== Record extracts ==
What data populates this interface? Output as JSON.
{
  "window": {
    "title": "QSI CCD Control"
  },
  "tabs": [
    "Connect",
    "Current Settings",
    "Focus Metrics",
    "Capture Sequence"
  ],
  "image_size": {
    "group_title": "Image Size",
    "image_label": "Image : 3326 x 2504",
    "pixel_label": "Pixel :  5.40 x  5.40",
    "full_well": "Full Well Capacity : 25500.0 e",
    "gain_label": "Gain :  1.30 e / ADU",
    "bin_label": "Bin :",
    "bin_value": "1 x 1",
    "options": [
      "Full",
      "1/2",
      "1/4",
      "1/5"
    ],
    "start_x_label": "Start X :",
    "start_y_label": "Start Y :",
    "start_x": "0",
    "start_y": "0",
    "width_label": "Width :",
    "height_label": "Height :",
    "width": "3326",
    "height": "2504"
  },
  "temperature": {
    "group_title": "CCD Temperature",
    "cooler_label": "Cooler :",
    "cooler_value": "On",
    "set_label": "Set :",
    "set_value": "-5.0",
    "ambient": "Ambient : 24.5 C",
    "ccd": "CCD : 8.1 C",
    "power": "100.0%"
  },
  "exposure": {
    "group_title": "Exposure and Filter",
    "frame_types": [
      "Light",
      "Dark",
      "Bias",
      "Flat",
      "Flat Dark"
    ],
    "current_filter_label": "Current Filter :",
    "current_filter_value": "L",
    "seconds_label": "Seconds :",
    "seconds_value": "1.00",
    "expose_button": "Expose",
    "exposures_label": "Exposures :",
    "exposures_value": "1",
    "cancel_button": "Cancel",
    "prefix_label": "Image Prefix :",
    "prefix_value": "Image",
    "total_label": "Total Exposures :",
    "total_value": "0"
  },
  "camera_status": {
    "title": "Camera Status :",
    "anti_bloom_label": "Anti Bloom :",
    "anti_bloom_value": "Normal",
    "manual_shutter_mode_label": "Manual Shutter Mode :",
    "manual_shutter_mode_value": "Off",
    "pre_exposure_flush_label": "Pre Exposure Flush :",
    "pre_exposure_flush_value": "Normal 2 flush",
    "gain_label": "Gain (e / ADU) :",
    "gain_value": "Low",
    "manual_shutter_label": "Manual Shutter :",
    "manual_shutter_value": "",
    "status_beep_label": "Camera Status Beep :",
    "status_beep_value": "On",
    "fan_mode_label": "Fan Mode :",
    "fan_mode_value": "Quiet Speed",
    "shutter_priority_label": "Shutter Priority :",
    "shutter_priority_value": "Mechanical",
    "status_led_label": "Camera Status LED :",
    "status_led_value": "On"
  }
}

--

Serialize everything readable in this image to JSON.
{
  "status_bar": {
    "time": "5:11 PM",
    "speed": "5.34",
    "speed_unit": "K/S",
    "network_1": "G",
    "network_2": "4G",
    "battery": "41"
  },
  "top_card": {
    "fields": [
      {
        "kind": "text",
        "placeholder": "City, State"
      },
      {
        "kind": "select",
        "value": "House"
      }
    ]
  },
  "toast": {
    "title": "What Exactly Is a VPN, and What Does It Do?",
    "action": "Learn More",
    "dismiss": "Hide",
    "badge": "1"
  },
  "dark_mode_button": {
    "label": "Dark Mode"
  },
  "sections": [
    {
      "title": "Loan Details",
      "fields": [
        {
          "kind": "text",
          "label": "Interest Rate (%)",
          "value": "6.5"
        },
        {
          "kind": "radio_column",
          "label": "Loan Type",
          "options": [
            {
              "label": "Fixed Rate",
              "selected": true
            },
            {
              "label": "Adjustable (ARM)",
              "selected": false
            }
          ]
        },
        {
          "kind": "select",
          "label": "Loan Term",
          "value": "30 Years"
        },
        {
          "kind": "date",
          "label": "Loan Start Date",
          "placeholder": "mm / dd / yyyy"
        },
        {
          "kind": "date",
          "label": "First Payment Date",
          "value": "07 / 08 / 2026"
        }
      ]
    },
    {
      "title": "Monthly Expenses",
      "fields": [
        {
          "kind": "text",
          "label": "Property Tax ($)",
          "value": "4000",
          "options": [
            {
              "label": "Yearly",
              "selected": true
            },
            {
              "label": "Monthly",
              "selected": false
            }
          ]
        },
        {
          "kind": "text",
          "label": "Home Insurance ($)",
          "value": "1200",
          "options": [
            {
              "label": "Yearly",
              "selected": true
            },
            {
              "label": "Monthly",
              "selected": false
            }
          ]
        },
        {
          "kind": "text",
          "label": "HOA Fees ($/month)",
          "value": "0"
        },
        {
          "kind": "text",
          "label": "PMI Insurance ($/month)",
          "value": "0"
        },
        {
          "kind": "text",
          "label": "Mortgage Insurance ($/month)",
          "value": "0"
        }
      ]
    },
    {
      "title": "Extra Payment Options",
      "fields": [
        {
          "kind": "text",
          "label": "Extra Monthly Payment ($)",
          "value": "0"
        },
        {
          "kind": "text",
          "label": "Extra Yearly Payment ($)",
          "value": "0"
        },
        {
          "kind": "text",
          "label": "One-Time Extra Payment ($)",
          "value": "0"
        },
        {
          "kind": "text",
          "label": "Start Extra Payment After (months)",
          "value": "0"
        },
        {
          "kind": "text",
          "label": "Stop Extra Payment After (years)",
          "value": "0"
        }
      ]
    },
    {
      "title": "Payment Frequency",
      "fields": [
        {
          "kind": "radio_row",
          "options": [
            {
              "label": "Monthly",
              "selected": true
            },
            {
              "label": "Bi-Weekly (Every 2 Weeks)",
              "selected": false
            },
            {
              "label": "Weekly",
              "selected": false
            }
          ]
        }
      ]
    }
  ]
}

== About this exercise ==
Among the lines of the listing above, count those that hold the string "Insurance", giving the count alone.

== Answer for the task ==
3